The problem is that the original plans used stock windows that have specific measurements for the rough openings, so I had to readjust all of the internal framing. This ended up taking several hours, since the measurements are only available in four-inch increments, and the measurements were only off by an inch or so.And after all was said and done, I ended up with exactly the same windows I originally had, but changing the interstitial framing.
What it means is that the interstitials will be a bit more complex. For instance, instead of 2 2x6's nailed together to form posts, I have to create a kind of engineered lumber using plywood ripped to 5-1/2" widths and glue-laminated to the sides of a single 2x6. On the good side, this does actually work to make stronger posts.
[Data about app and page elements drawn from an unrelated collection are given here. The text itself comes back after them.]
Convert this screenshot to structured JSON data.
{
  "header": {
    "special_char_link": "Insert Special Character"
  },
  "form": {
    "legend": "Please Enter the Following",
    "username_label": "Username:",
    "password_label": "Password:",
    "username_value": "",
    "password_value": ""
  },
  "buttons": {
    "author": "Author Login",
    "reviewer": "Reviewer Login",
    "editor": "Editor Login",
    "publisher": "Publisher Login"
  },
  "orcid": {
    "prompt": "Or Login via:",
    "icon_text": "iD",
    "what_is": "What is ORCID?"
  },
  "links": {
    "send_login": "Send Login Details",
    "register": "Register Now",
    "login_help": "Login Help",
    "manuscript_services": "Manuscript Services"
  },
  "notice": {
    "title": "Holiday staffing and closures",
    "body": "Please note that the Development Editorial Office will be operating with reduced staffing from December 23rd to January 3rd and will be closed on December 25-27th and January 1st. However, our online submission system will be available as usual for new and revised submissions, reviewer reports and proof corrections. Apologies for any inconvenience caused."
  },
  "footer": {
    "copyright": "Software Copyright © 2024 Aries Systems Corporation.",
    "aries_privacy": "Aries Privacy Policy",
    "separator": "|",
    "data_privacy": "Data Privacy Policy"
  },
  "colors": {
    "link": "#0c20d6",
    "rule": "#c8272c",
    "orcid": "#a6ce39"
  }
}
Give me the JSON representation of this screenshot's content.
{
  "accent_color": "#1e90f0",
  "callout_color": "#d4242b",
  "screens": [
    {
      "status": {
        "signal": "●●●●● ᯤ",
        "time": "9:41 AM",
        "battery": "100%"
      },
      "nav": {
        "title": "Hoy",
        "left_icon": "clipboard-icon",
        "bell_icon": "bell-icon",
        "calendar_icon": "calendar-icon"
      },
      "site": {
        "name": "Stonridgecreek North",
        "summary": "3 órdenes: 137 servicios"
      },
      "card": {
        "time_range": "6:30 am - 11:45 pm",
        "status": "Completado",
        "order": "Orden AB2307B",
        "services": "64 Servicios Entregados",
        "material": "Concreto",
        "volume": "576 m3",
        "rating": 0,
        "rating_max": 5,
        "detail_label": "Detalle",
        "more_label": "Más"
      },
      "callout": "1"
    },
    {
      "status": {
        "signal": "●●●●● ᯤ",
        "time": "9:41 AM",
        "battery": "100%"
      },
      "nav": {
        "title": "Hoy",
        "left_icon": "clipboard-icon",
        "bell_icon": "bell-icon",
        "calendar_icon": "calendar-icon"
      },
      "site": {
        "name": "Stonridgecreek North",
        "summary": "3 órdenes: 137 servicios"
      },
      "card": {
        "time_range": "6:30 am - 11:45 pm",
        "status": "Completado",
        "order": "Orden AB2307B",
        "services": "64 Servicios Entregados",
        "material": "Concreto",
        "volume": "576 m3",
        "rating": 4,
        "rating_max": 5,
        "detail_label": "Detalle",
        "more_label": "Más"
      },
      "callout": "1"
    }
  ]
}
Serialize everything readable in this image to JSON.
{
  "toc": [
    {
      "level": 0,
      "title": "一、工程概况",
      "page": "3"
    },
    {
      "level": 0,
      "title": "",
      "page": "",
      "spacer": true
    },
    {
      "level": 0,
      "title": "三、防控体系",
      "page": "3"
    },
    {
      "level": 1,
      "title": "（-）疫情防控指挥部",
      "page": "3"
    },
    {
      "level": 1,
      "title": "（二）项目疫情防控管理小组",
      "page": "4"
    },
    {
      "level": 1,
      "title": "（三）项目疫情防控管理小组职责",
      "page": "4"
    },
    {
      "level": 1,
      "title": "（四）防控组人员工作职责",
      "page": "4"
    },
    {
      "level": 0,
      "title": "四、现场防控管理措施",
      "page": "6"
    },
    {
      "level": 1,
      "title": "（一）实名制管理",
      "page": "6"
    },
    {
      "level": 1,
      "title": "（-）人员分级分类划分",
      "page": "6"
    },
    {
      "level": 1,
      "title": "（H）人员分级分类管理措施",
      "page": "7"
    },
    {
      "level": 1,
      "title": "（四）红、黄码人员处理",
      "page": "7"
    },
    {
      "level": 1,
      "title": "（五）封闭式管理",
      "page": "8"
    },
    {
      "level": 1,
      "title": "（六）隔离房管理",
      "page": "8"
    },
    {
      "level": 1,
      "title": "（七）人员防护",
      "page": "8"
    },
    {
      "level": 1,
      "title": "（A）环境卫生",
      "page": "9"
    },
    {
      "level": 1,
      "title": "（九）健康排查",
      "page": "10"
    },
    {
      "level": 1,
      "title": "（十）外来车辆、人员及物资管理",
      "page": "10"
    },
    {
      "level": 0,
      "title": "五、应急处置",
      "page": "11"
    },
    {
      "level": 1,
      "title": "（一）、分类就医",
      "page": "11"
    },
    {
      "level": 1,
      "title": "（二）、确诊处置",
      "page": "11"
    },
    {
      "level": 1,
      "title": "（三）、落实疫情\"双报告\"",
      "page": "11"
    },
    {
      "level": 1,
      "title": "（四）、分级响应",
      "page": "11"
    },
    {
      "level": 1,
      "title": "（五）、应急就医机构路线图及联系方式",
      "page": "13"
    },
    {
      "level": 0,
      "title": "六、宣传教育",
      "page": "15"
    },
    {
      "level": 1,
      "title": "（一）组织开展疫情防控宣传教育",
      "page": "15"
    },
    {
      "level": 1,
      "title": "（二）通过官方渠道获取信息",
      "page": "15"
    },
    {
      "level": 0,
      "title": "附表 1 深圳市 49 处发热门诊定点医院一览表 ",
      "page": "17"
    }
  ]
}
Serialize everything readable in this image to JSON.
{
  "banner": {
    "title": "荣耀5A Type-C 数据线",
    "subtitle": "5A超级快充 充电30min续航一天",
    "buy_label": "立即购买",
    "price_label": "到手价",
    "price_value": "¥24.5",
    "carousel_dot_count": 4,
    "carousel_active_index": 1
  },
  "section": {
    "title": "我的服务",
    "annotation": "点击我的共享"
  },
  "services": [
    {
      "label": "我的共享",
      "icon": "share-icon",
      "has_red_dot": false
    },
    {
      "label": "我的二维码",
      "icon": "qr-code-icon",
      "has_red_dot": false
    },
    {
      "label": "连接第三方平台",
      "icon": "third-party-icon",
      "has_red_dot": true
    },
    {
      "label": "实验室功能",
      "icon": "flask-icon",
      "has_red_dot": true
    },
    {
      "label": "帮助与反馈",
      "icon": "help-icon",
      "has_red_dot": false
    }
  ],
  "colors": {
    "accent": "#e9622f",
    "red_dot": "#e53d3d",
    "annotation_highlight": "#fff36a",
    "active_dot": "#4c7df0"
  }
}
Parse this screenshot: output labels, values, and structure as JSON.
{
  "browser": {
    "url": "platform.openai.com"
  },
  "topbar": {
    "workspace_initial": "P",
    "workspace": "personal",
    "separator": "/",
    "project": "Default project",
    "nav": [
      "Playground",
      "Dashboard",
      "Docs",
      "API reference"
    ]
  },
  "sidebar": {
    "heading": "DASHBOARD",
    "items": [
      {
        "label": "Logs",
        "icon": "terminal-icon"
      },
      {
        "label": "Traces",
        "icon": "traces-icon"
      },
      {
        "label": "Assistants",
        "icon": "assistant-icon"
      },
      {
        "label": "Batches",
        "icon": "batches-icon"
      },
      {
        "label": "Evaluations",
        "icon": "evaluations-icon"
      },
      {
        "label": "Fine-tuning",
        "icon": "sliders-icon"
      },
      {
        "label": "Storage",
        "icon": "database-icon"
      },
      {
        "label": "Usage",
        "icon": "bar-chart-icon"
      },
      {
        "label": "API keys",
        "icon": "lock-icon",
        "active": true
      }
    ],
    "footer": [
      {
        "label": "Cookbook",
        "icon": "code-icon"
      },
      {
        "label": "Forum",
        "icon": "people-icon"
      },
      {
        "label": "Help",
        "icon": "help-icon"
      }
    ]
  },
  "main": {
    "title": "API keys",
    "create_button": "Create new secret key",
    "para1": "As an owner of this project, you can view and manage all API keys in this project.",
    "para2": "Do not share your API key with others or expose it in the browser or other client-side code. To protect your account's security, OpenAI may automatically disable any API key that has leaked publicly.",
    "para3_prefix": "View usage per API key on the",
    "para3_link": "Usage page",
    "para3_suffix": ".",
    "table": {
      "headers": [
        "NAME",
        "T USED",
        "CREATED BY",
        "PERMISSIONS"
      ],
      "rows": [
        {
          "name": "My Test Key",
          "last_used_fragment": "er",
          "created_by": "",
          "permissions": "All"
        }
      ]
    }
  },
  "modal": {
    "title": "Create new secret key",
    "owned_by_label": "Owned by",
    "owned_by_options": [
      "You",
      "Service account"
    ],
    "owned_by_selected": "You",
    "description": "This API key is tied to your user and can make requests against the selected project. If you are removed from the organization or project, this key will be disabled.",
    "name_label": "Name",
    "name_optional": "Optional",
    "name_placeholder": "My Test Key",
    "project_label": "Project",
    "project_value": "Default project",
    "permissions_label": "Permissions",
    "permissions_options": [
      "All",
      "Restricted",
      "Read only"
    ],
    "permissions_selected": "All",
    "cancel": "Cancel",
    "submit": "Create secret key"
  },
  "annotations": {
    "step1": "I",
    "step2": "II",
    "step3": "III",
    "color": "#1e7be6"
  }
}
I also changed the lower window framing because of the 2x6 walls. Now the lower sills will be continuous 2x6's fit into notches in the glu-lam posts, which will essentially make the whole thing fit together sort of like lincoln logs. And I'm going to pre-drill holes for the electrical, because it's a hell of a lot easier to do that before you put the walls together than afterwards.
I found a little secret in my perusing of various how-to books. WIth the header above the windows and doors, since I already have to make the header out of compositing both dimensional lumber and plywood, the trick is to sandwich a piece of thin steel flashing in between the layers. It doesn't add that much weight, but because it's sandwiched and held in place, it can't flex and it's incredibly strong-- you're essentially making a steel beam. And that's just cool.